He states that, "you need to learn to listen with real focus, suspending all of your judgements and opinions. 


You also need to be listening not just to the words but also to the non verbal signals such as body language."


Most of us can ask questions. 


When coaching, you need to be using powerful questions. These are questions that:

  • Are short, typically 7 words or less
  • Are open rather than closed
  • Deepen the learning of the person being coached

Examples include: What do you want?, What’s important?, What’s the first step?

Constructively Challenging

Challenging constructively is about not holding back but at the same time not destroying the relationship. Many people associate coaching with helping, which clearly it is. 


At the same time if the coaching never rocks the boat it just becomes another nice chat. Playing back contradictions is a great way of constructively challenging. For example:

"I hear that you want to get your MBA but at the same time you seem to be resisting making the time for for assignments."

Holding to account


Accountability is one of the most powerful aspects of coaching. It has been suggested that people have a 95% chance of achieving an objective when they have accountability in place. When someone gives a commitment to doing something and they know that they will be held to account, it drives them forward.

Seeing different perspectives

Have you ever found yourself in a situation where it feels like you are pinned into a corner and there is nowhere to go? If so, the chances are you were stuck in a perspective. When coaching, you need to be able to help your client to explore different perspectives, so that they can choose those that are most powerful.


Encouraging and supporting

Encouraging and supporting when coaching can be the difference between someone keeping going or giving up. Acknowledging another person is an incredibly powerful way of keeping them motivated.


Trusting and using intuition

We all have a hunch about something from time to time. The chances are that you have probably started to analyse it and make it logical or not. When coaching, your intuition is a powerful tool. Throw it out if it might be of benefit. The worst that can happen is that it is off the mark.

Keeping the focus on your client

When you are in the role of coach your focus needs to be 100% on your client and their agenda. What this means is putting all of the attention on the client and keeping your agenda out of the way.

Where do I go from here?

There are many courses and books on the subject of coaching available that are tailored towards driving instructors. If you're interested in developing your skills I can certainly recommend the value of coaching after attending a one day course a few years ago. Self development is crucial in my opinion, as you can pass on what you learn to your clients. Reading a book about coaching or attending a coaching course will also count as continuous professional development (CPD).


I find coaching an incredibly powerful tool that has definitely expedited learning in my pupils. It gets them to think for themselves, take charge of their learning, and take responsibly much earlier than when I used traditional instruction.

If you've not tried it or are a bit sceptical about the benefits of coaching, then I would thoroughly recommend that you research it so that you and your students can benefit. One more thing before I go. Have you ever thought about the benefits of using self reflection...for you and your student? 

Helen Adams ADI

Purple Driving
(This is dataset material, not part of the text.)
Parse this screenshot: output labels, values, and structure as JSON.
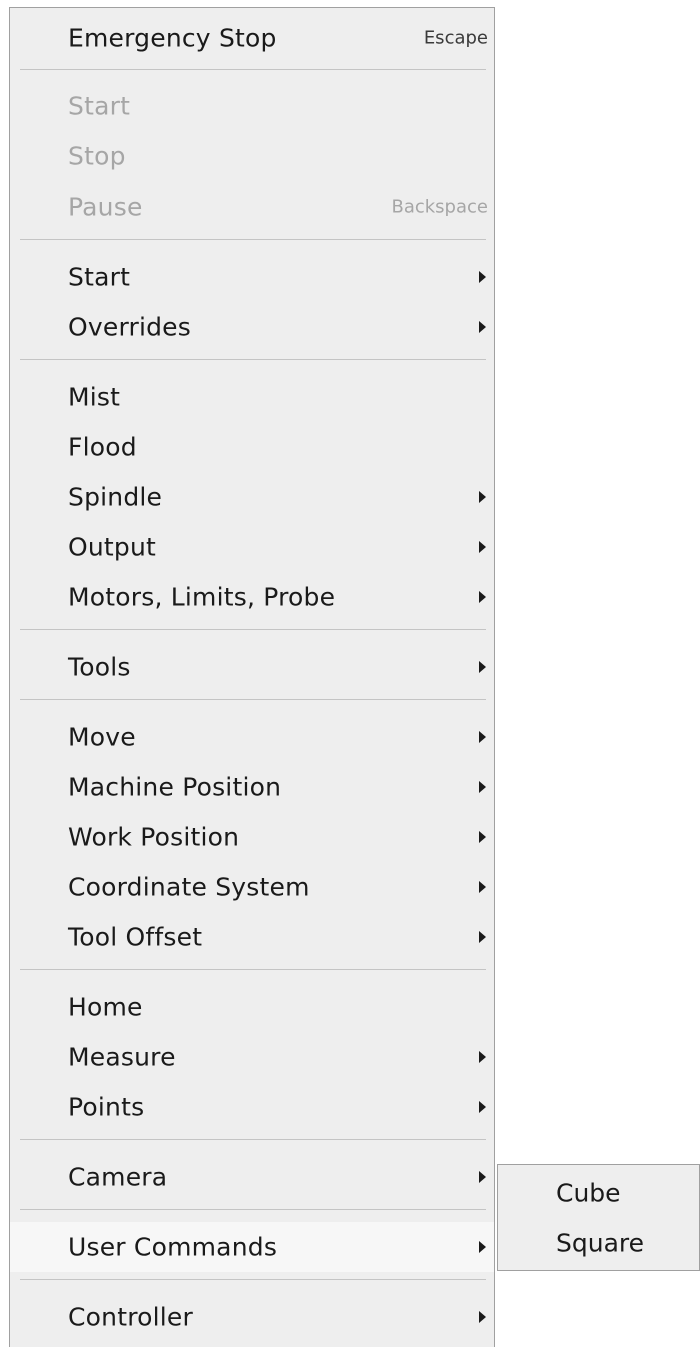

17 January 2015


Definition of instruction. Accessed 13 April 2013. Available online from,

Definition of coaching. Vinci Lombardi, US NFL Coach. Accessed 13 April 2013. Available online from,

Teaching and learning strategies. Accessed 17 January 2015. Available online from, page 86.

Coaching. Accessed 17 January 2015. Available online from, Page 16.

Client centred learning. Accessed 17 January 2015. Available online from, Page 9.

Duncan Brodie.

Thank you for taking the time to read this. Please share it by clicking on the buttons - thanks! Helen :-)

Purple Driving - Manual Driver Training in & around Bognor Regis & Chichester, West Sussex